What is it about dads and money? When we think of Mom our thoughts are all flowers, hugs and appreciation. However, when our thoughts turn towards Dad things get much more practical.

Some relational experts say that this difference between the roles that dads and moms play and consequently the way we view our relationships with them is possibly why business on Dad’s Day isn’t quite what it is on Mother’s Day.

According to a BusinessWeek article published this month the projected consumer spending for Father’s day this year is $9.58 billion. Compare that to the close to $16 billion spent on Mother’s Day. The average consumer is expected to spend around $95 on Father’s Day, about 60% of what we spend on Mother’s Day.

Hallmark sold over 150 million cards for moms but is expecting to sell somewhere just over 90 million for dads.

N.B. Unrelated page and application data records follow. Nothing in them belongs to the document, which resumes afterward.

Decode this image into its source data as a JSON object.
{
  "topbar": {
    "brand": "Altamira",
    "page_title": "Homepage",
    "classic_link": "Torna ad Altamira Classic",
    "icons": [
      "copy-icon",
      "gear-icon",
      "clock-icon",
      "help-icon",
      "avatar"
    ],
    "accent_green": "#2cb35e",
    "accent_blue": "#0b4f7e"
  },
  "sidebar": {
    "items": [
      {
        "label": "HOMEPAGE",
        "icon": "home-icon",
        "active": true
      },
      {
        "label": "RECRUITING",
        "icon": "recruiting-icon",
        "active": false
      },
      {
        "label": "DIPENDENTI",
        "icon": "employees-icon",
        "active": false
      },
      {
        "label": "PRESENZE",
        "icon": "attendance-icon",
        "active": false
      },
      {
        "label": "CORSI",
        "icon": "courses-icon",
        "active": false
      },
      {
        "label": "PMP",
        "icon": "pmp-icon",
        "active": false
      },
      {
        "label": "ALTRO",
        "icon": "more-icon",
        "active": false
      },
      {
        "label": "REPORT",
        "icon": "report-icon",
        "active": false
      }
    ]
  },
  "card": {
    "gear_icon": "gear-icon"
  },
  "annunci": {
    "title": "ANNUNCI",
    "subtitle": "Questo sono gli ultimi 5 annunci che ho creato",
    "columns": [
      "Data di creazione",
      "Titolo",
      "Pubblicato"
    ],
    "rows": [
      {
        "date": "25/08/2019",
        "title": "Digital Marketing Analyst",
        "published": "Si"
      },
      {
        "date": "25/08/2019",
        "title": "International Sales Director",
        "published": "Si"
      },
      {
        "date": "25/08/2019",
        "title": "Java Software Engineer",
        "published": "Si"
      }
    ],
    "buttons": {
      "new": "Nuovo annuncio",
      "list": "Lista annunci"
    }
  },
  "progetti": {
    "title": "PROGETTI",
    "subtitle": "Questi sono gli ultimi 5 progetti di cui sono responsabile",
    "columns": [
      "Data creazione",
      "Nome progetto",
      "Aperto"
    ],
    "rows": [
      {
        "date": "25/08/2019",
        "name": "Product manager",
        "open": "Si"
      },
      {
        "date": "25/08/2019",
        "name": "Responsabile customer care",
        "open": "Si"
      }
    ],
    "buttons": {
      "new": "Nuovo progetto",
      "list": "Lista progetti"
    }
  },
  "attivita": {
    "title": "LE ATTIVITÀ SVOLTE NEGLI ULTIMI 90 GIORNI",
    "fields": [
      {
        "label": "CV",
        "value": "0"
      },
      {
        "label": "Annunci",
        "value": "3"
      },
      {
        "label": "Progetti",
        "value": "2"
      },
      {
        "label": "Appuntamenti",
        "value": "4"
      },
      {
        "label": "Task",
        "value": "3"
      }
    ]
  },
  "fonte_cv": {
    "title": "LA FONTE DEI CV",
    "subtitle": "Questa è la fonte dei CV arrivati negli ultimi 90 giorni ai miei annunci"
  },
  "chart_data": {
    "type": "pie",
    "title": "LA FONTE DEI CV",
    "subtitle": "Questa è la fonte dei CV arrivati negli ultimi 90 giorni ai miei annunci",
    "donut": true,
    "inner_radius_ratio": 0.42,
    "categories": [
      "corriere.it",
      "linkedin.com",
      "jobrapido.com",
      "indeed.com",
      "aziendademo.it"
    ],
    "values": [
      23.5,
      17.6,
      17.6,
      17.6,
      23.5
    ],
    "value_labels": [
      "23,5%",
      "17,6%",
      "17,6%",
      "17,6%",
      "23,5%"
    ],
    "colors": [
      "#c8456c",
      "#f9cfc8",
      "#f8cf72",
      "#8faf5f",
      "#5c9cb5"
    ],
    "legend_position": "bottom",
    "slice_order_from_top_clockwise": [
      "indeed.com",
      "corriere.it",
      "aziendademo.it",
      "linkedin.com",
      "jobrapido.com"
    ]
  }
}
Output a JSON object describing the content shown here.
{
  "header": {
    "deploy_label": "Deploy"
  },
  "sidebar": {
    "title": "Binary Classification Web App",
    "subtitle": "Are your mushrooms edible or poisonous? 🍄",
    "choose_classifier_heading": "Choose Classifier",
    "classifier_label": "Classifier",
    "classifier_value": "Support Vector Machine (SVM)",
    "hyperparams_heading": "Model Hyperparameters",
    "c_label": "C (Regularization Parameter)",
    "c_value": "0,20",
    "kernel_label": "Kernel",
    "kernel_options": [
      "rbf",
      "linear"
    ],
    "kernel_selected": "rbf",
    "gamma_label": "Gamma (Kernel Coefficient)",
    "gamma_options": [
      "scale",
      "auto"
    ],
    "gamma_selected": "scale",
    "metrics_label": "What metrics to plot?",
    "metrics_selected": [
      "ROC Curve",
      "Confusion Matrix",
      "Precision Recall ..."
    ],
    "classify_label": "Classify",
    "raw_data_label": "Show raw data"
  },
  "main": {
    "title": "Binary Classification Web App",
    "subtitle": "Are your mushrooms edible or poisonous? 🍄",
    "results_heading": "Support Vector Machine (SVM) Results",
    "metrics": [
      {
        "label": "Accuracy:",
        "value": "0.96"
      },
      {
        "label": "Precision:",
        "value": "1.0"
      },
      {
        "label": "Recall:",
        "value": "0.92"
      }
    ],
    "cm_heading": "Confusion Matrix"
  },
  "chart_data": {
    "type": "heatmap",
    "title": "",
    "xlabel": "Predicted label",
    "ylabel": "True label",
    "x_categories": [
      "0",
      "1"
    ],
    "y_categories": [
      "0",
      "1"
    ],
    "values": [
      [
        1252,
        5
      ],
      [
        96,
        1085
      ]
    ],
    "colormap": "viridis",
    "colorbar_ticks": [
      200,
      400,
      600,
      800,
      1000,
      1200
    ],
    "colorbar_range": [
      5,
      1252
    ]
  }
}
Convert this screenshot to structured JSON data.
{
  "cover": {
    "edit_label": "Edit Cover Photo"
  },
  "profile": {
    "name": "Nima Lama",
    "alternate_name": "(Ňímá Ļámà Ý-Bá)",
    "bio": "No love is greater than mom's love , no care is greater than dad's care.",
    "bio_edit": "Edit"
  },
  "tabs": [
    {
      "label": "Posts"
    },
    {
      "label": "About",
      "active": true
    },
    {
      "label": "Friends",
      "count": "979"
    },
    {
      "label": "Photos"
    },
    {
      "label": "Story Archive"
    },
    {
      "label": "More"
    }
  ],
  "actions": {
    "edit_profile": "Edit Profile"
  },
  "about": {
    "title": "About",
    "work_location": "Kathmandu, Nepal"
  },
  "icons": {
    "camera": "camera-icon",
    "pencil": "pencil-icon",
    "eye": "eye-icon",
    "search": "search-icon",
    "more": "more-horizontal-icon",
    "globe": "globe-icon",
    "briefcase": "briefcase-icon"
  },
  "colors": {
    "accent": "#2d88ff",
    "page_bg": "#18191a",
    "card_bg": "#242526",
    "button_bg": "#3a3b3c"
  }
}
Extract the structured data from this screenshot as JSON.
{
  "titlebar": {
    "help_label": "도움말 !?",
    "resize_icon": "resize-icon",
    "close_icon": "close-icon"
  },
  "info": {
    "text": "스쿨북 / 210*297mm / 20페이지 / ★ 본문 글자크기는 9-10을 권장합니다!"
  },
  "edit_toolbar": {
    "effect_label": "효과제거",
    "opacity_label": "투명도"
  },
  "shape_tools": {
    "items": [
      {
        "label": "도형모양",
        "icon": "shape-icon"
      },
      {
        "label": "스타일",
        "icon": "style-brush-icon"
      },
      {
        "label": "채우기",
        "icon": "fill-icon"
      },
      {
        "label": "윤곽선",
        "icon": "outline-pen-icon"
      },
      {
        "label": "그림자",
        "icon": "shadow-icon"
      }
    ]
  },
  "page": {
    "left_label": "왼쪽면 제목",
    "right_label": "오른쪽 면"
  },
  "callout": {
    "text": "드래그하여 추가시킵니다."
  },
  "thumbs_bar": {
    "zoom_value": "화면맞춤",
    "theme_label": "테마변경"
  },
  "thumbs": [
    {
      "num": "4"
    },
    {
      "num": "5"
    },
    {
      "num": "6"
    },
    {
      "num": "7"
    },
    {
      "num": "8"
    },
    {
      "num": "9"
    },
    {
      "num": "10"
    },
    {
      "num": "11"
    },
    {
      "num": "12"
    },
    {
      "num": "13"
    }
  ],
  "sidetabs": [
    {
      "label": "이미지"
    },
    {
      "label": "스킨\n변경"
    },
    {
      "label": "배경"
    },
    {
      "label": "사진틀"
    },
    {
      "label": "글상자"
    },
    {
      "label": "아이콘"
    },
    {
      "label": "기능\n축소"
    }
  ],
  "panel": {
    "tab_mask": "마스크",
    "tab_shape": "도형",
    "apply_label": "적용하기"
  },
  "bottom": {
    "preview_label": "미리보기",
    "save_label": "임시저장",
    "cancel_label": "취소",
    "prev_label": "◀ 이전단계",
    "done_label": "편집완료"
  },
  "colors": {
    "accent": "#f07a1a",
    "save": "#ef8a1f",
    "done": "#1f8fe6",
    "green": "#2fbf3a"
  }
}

Now this is usually where a writer would close the article with a wonderful sentiment about how we love our fathers no less than our mothers. Now that may be true but I want to go another direction.

The economic stimulus checks have gone out and consumer spending rose slightly in May. We all want to support economic growth and we all want to show dear old Dad that we love him as much as we love Mom.

So here it is, lets forget the $95. Let’s buy that electronic gadget that our dads really want and an extra card and take the spending up to Mother’s Day levels.

As a Dad I’m all for it!

Don’t Miss This

And if you want to read a great article on the origin of Father’s Day and chuckle at some awesome quotes about fathers, check out this Christian parenting site from bestselling author (and my good friend) Rick Osborne.

High-Tech Children

Now here’s a young lady who understands marketing. She’s found a medium that will evidently reach her father with her request.

Check it out on Seth Godin’s blog.

Now, my daughter’s only 2. But, since I’ve already caught her playing with a Rubik’s cube, I’m guessing that by the time she’s old enough to want new furniture in her room, I have something like this to look forward to.